On Jan. 25, Judith Dworkin, the director of McMaster Hillel, delivered a presentation to the President’s Advisory Committee on Building an Inclusive Community in Council Chambers of Gilmour Hall.
Dworkin’s presentation came in the wake of the swastikas found in the men’s bathrooms of Burke Science Building last spring. It also followed a wave of anti-Semitic incidents in Hamilton, such as the swastikas drawn on sidewalks and on a rail trail in the city and the hate mail received by Temple Anshe Sholom in December 2017.
“[After these events transpired], the Jewish community was in shock,” said Dworkin.
In her presentation, Dworkin outlined a number of definitions of anti-Semitism, traced the origins and history of the swastika.
“[The swastika] is particularly traumatizing to the Jewish community and other communities who perished in the Holocaust,” she said.
In addition to increasing awareness, Dworkin’s presentation ignited dialogue about how the university and community should tackle anti-Semitism in the future.
“McMaster Hillel believes that the university should provide resources to students which will help educate the campus community on the topic of anti-Semitism, specifically in areas on how to recognize, where to report and what to do if experienced,” said Michal Coret, president of McMaster Hillel.
Following the presentation, PACBIC members discussed how the university should both prevent swastika graffiti from reappearing on campus and address anti-semitism more broadly.
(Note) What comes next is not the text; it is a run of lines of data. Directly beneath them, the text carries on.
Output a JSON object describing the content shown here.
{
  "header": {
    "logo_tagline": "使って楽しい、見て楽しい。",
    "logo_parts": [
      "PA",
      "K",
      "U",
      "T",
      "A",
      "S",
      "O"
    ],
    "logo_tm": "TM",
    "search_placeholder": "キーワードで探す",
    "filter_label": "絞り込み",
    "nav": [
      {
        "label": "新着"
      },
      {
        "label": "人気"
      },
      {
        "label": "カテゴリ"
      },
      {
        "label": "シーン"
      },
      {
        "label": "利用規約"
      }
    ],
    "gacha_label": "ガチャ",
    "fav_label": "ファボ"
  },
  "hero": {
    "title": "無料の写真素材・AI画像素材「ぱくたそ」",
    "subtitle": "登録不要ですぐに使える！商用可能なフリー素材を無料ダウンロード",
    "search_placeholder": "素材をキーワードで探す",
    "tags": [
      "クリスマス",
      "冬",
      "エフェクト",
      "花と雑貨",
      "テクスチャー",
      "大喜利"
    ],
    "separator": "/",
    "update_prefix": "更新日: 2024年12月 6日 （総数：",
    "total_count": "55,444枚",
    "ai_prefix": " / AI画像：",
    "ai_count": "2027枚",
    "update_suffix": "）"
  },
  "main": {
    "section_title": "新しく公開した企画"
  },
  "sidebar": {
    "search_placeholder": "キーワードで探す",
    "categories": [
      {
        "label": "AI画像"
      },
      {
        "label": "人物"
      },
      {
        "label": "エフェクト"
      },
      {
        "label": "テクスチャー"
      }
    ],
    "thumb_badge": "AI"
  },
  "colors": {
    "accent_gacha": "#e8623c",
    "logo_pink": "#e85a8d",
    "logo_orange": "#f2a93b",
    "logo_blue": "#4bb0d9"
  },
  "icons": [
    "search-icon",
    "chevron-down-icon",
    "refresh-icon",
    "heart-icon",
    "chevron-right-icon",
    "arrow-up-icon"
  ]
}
A key recommendation put forward entailed putting up signs in washrooms on campus, which would serve to both highlight that swastika graffiti is prohibited and give students direction in the event that they come across it.
PACBIC members also expressed interest in adding facts about marginalized groups to these signs, which would be part of a larger effort to increase intersectional education within the McMaster community.
Chukky Ibe, McMaster Students Union president, suggested that university courses be created to educate students about the histories of oppressed groups.
“McMaster Hillel believes that the university should provide resources to students which will help educate the campus community on the topic of anti-Semitism, specifically in areas on how to recognize, where to report and what to do if experienced.”
“We need to talk more about anti-Semitism and marginalized communities and use an academic approach to make an early intervention,” said Ibe.
Another proposal consisted of building a resource identifing anti-semitism through the McMaster Equity and Inclusion Office, which would be similar to the Challenging Islamophobia on Campus Initiative Report published in February 2017, which addressed another form of religious discrimination.
“The EIO, the office of the [McMaster president Patrick Deane], McMaster chaplaincy and other faith-based groups, Student Support and Case Management Office and others will continue to provide education and programs in support of an inclusive community,” said Pilar Michaud, director of human rights and dispute resolution at the EIO.
McMaster Hillel aspires to continue to work with the EIO to combat anti-Semitism.
“Our hope is that the Equity and Inclusion Office will help provide university resources on campus and ensure Jewish students are able to access them when necessary,” said Coret. “We are optimistic that these resources will be available in the near future.”
The university and student groups continue to work together to identify and combat anti-Semitism on campus and in the community.